At 12, Emmy Rossum was a student at Manhattan's chic, all-girl Spence School when educators upset with her frequent absences delivered an ultimatum: Spend less time at the Metropolitan Opera, where she had been singing in the children's chorus for five years, or sever her ties with their institution.
She chose the latter.
She missed out on the usual high school camaraderie, but the tradeoffs were considerable: By night she performed alongside stars including Placido Domingo, Kiri Te Kanawa and Denyce Graves and by day took "virtual classes" sponsored online by Stanford University. At the Met, she also learned breath control, language dexterity and discipline, handy skills when, shortly thereafter, she switched her focus to acting.
That path, like her previous one, has been an education in itself.
After a series of TV roles, Rossum, then 13, played a tooth-deprived Appalachian orphan in Maggie Greenwald's Songcatcher, a performance the Independent Spirit Awards honored as the "best debut" of 2000. Two years later, she picked up pointers from a who's who of Hollywood talent, playing Sean Penn's murdered daughter in Clint Eastwood's critically acclaimed Mystic River. Last summer, Rossum co-starred as a brainiac love interest in the global warming disaster film The Day After Tomorrow.
Nothing prepared her, however, for assuming a lead role in Joel Schumacher's $70-million film version of Andrew Lloyd Webber's The Phantom of the Opera. Although the picture has elicited mixed reviews, Rossum has come out a winner.
The National Board of Review called her portrayal of Christine, a young soprano at the Paris Opera who falls under the Phantom's spell, the best breakthrough performance by an actress this year. The Broadcast Film Critics Association also gave her a critics choice award. And, this month, the 18-year-old will compete for best actress, musical or comedy, at the Golden Globes ceremony.
Reached at the tiny New York apartment she shares with her mom and teacup Maltese, Chrissy, Rossum basks in the afterglow. Three bouquets arrive during one 90-minute stretch.
And her Spence classmates have been calling.
It seems to have slipped their minds, Rossum observes dryly, that, lacking designer clothes and upper-crust credentials, she had never been embraced by them. Now it's all about having lunch . . . six years too late.
Schumacher, a Hollywood veteran (The Client), knows the syndrome well. Success is a "bucking bronco," he said, and the bumps are inevitable.
"Child performers have additional pressures," the director said. "Either they go crazy and become drug-crazed slackers or they incorporate the training into their DNA. Emmy has an incredible work ethic. She was a young girl of 16 at the beginning of the shoot and a formidable woman at the end."
The daughter of a photographer mother and banker father who divorced when she was 3, Rossum is self-possessed and intelligent.
"Some actors come to the set and don't know what scene they're playing, but that would make me crazy," she said. "It's not about control but perfectionism, my biggest vice and one of my biggest assets. I have strong feelings about the emotions of the character and am not shy about expressing them. I go along with directors after I agree with them. While they have the last word, they're not paying me to read lines."

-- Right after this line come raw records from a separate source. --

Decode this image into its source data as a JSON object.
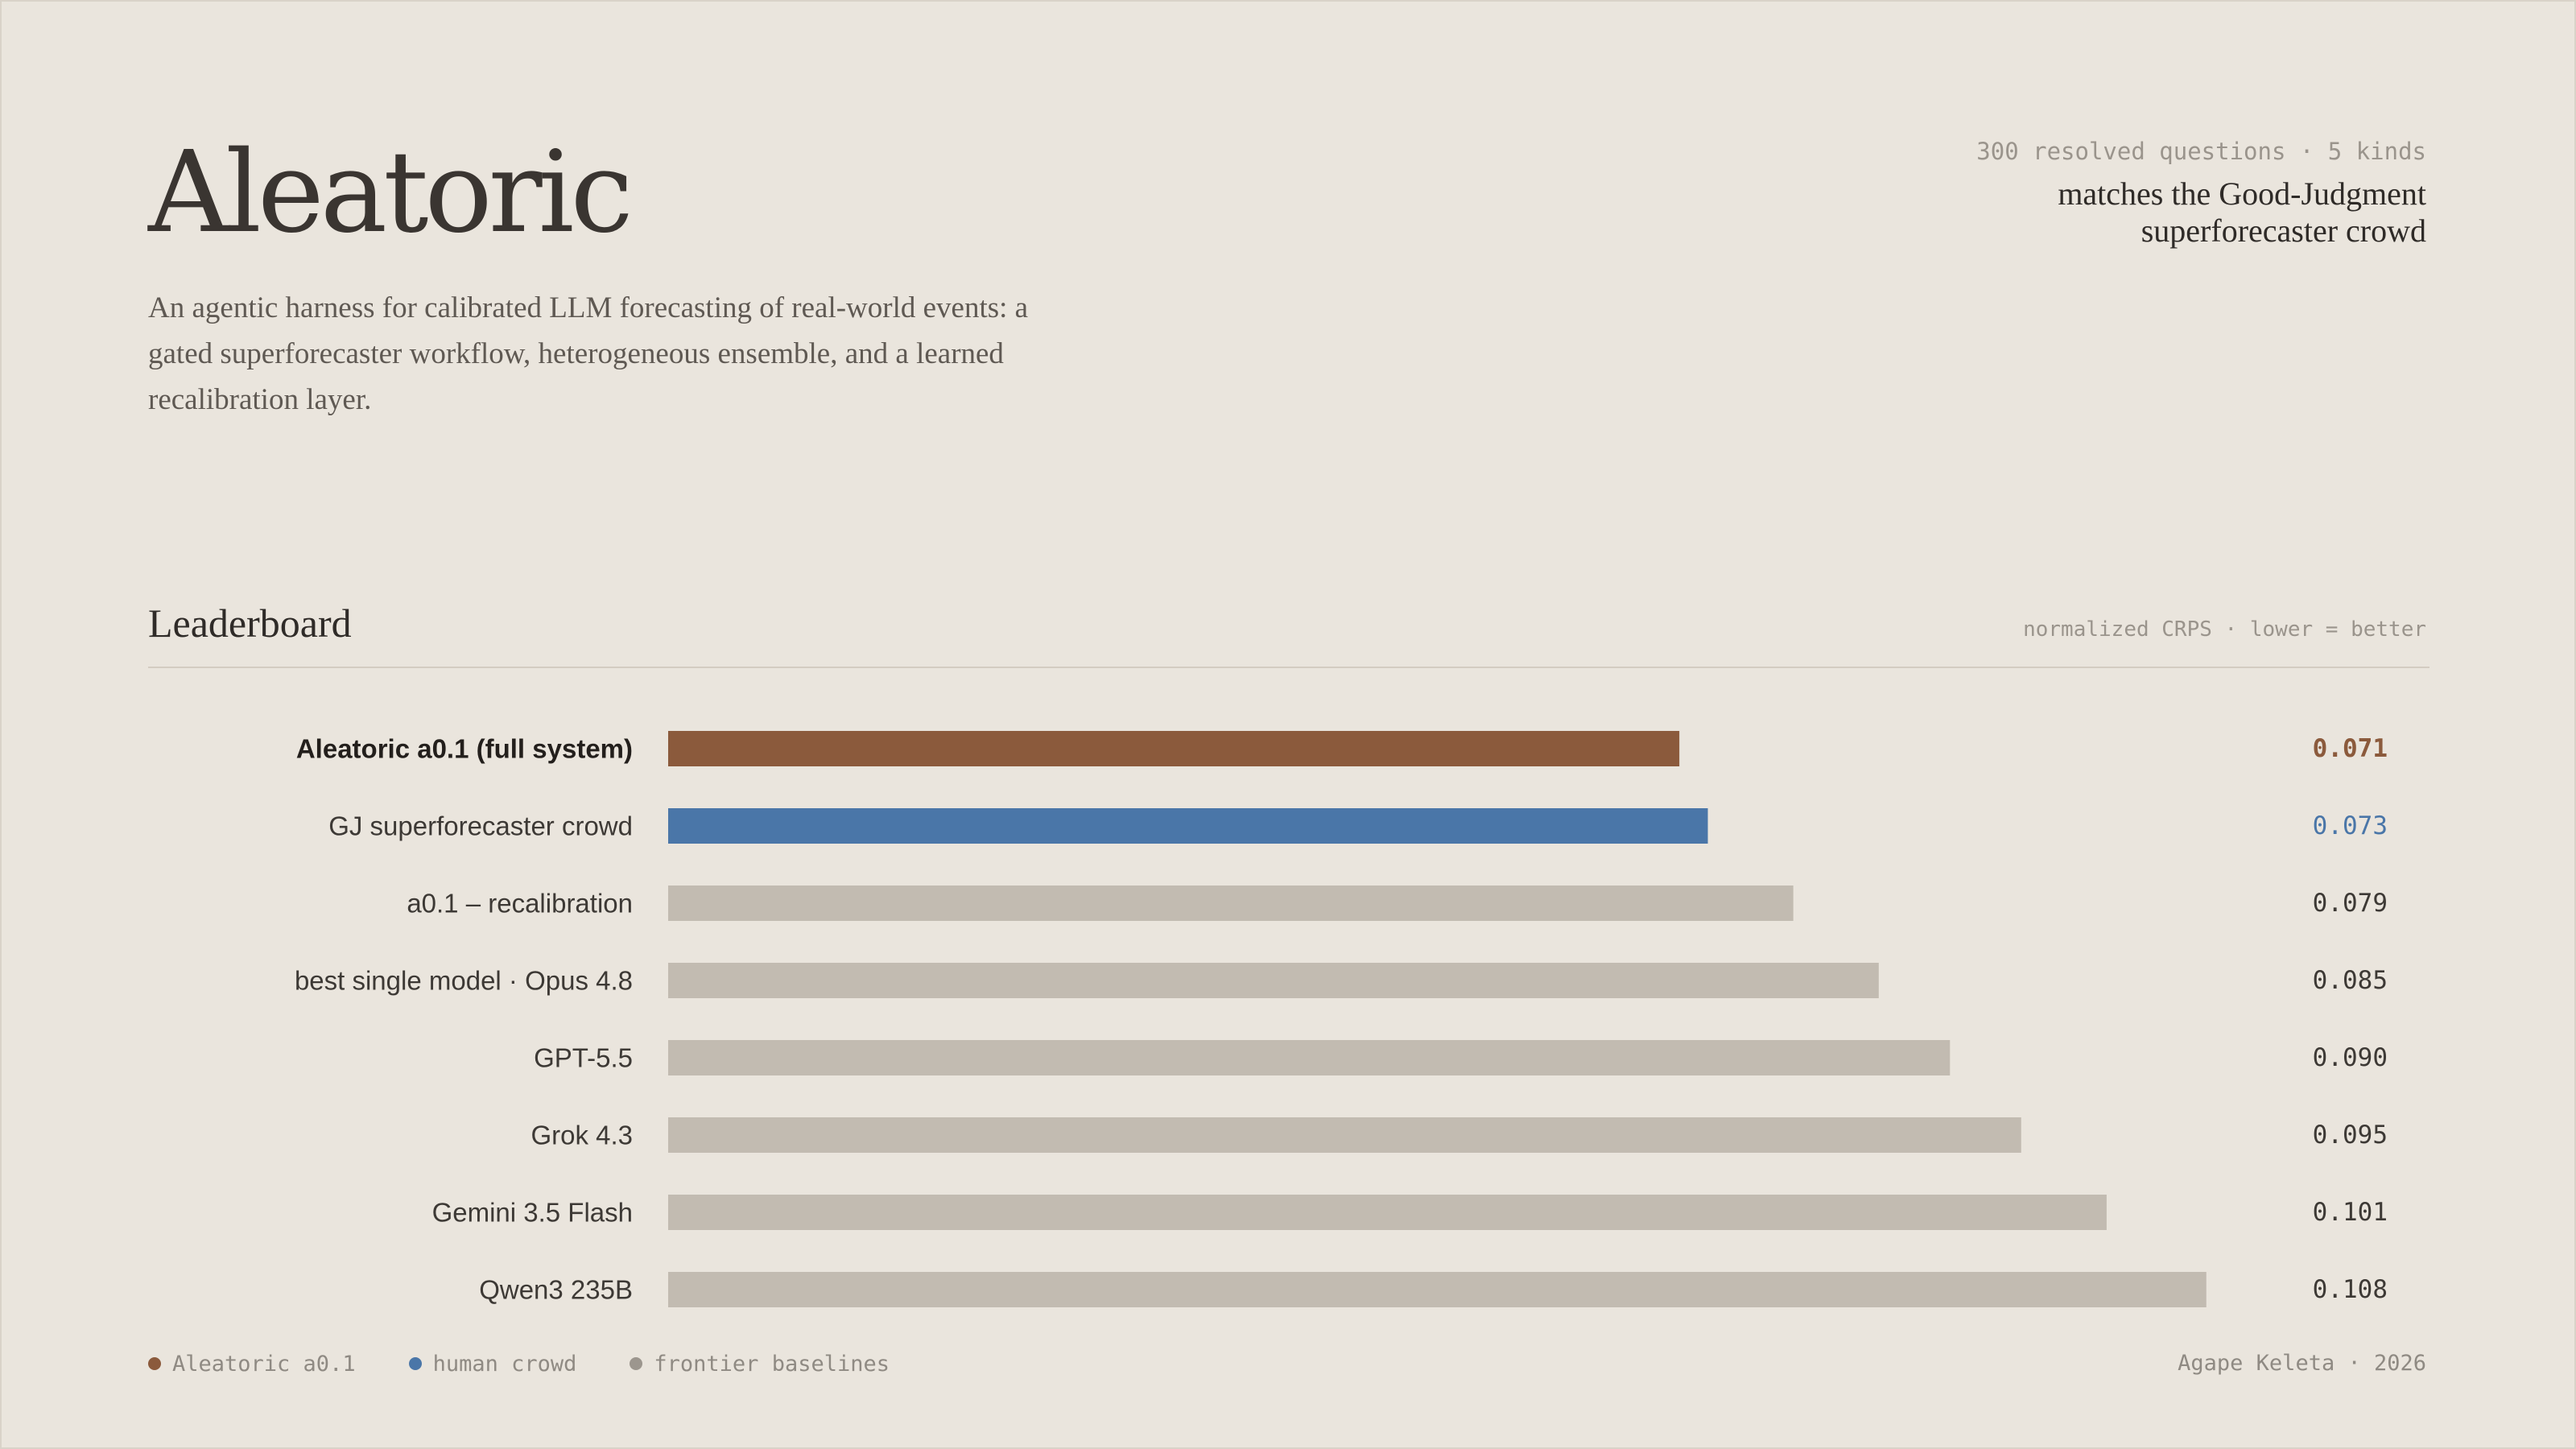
{
  "header": {
    "title": "Aleatoric",
    "subtitle": "An agentic harness for calibrated LLM forecasting of real-world events: a gated superforecaster workflow, heterogeneous ensemble, and a learned recalibration layer.",
    "meta_line": "300 resolved questions · 5 kinds",
    "meta_claim": "matches the Good-Judgment superforecaster crowd"
  },
  "leaderboard": {
    "section_title": "Leaderboard",
    "metric_note": "normalized CRPS · lower = better"
  },
  "colors": {
    "accent": "#8b5a3c",
    "crowd": "#4a76a8",
    "baseline": "#c2bbb1",
    "label_text": "#3d3935",
    "value_text": "#3d3935"
  },
  "chart_data": {
    "type": "bar",
    "orientation": "horizontal",
    "categories": [
      "Aleatoric a0.1 (full system)",
      "GJ superforecaster crowd",
      "a0.1 – recalibration",
      "best single model · Opus 4.8",
      "GPT-5.5",
      "Grok 4.3",
      "Gemini 3.5 Flash",
      "Qwen3 235B"
    ],
    "values": [
      0.071,
      0.073,
      0.079,
      0.085,
      0.09,
      0.095,
      0.101,
      0.108
    ],
    "value_labels": [
      "0.071",
      "0.073",
      "0.079",
      "0.085",
      "0.090",
      "0.095",
      "0.101",
      "0.108"
    ],
    "groups": [
      "aleatoric",
      "crowd",
      "baseline",
      "baseline",
      "baseline",
      "baseline",
      "baseline",
      "baseline"
    ],
    "emphasized": [
      true,
      false,
      false,
      false,
      false,
      false,
      false,
      false
    ],
    "xlim": [
      0,
      0.13
    ],
    "grid": false
  },
  "legend": {
    "placement": "bottom-left",
    "items": [
      {
        "label": "Aleatoric a0.1",
        "group": "aleatoric"
      },
      {
        "label": "human crowd",
        "group": "crowd"
      },
      {
        "label": "frontier baselines",
        "group": "frontier"
      }
    ],
    "dot_colors": {
      "aleatoric": "#8b5a3c",
      "crowd": "#4a76a8",
      "frontier": "#9c968e"
    }
  },
  "footer": {
    "credit": "Agape Keleta · 2026"
  }
}
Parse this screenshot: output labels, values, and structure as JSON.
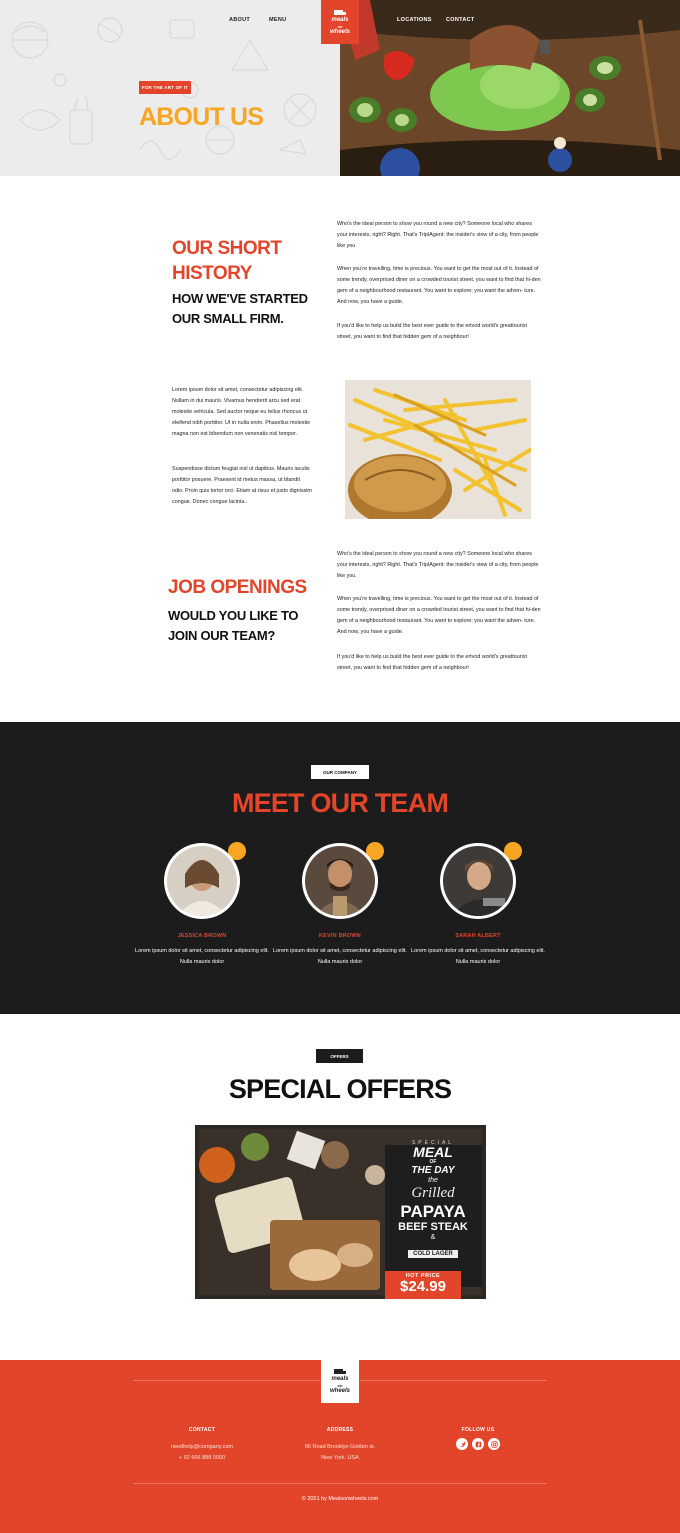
{
  "nav": {
    "about": "ABOUT",
    "menu": "MENU",
    "locations": "LOCATIONS",
    "contact": "CONTACT"
  },
  "logo": {
    "line1": "meals",
    "line2": "on",
    "line3": "wheels"
  },
  "hero": {
    "tag": "FOR THE ART OF IT",
    "title": "ABOUT US"
  },
  "history": {
    "title_line1": "OUR SHORT",
    "title_line2": "HISTORY",
    "sub_line1": "HOW WE'VE STARTED",
    "sub_line2": "OUR SMALL FIRM.",
    "para1": "Who's the ideal person to show you round a new city? Someone local who shares your interests, right? Right. That's TripIAgent: the insider's view of a city, from people like you",
    "para2": "When you're travelling, time is precious. You want to get the most out of it. Instead of some trendy, overpriced diner on a crowded tourist street, you want to find that hi-den gem of a neighbourhood restaurant. You want to explore; you want the adven- ture. And now, you have a guide.",
    "para3": "If you'd like to help us build the best ever guide to the ertvod world's greattourist street, you want to find that hidden gem of a neighbour!"
  },
  "lorem": {
    "para1": "Lorem ipsum dolor sit amet, consectetur adipiscing elit. Nullam in dui mauris. Vivamus hendrerit arcu sed erat molestie vehicula. Sed auctor neque eu tellus rhoncus ut eleifend nibh porttitor. Ut in nulla enim. Phasellus molestie magna non est bibendum non venenatis nisl tempor.",
    "para2": "Suspendisse dictum feugiat nisl ut dapibus. Mauris iaculis porttitor posuere. Praesent id metus massa, ut blandit odio. Proin quis tortor orci. Etiam at risus et justo dignissim congue. Donec congue lacinia.."
  },
  "jobs": {
    "title": "JOB OPENINGS",
    "sub_line1": "WOULD YOU LIKE TO",
    "sub_line2": "JOIN OUR TEAM?",
    "para1": "Who's the ideal person to show you round a new city? Someone local who shares your interests, right? Right. That's TripIAgent: the insider's view of a city, from people like you.",
    "para2": "When you're travelling, time is precious. You want to get the most out of it. Instead of some trendy, overpriced diner on a crowded tourist street, you want to find that hi-den gem of a neighbourhood restaurant. You want to explore; you want the adven- ture. And now, you have a guide.",
    "para3": "If you'd like to help us build the best ever guide to the ertvod world's greattourist street, you want to find that hidden gem of a neighbour!"
  },
  "team": {
    "tag": "OUR COMPANY",
    "title": "MEET OUR TEAM",
    "members": [
      {
        "name": "JESSICA BROWN",
        "desc": "Lorem ipsum dolor sit amet, consectetur adipiscing elit. Nulla mauris dolor"
      },
      {
        "name": "KEVIN BROWN",
        "desc": "Lorem ipsum dolor sit amet, consectetur adipiscing elit. Nulla mauris dolor"
      },
      {
        "name": "SARAH ALBERT",
        "desc": "Lorem ipsum dolor sit amet, consectetur adipiscing elit. Nulla mauris dolor"
      }
    ]
  },
  "offers": {
    "tag": "OFFERS",
    "title": "SPECIAL OFFERS",
    "board": {
      "special": "SPECIAL",
      "meal": "MEAL",
      "of": "OF",
      "the_day": "THE DAY",
      "the": "the",
      "grilled": "Grilled",
      "papaya": "PAPAYA",
      "beef_steak": "BEEF STEAK",
      "amp": "&",
      "cold_lager": "COLD LAGER",
      "hot_price": "HOT PRICE",
      "price": "$24.99"
    }
  },
  "footer": {
    "contact_head": "CONTACT",
    "email": "needhelp@company.com",
    "phone": "+ 92 666 888 0000",
    "address_head": "ADDRESS",
    "address1": "66 Road Brooklyn Golden st.",
    "address2": "New York. USA",
    "follow_head": "FOLLOW US",
    "copyright": "© 2021 by Mealsonwheels.com"
  },
  "colors": {
    "accent": "#e2452a",
    "yellow": "#f6a623",
    "dark": "#1c1c1c"
  }
}
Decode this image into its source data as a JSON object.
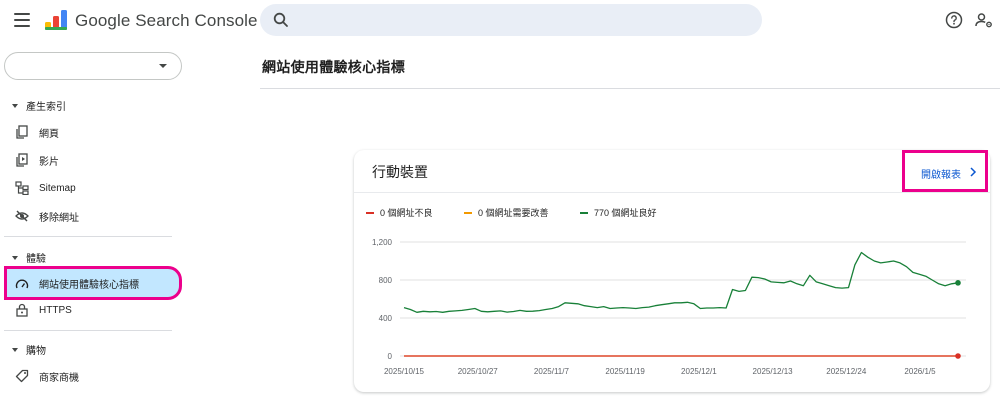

After auditioning 200 actors in six months for Christine, Schumacher came up empty-handed.
Then he learned about Rossum, giving her a call in May 2003, right after The Day After Tomorrow wrapped. Two days later, she was back in New York singing Think of Me for her screen test.
Watching her in costume and full makeup, Gerald Butler, hired to play the Phantom, stood behind Schumacher at the monitor and whispered "Hire her" in his ear. Rossum repeated the tune for Lloyd Webber in his New York apartment and, obviously, scored again. A few days later, her agent was on the phone to her, saying she had gotten the part, a moment equal to that, a few years back, when she got Mystic River and The Day After Tomorrow in 24 hours.
Rossum intentionally avoided seeing the stage production to avoid preconceptions. She studied the older man-younger woman relationship between choreographer George Balanchine and ballerina Suzanne Farrell to get a grip on the student-mentor dynamic between Christine and the Phantom. She attended a seance to better understand Christine, who is still coming to terms with her father's death. Before the shoot, she studied ballet and started singing again after a five-year hiatus.
"This shoot was tough on my family because _ inhabiting Christine's terror and pain _ I was depressed, tormented for six months," she said. "Wearing the tightest of corsets for 14 hours a day made things even tougher. I ate ice cream rather than solid food because it melted on the way down."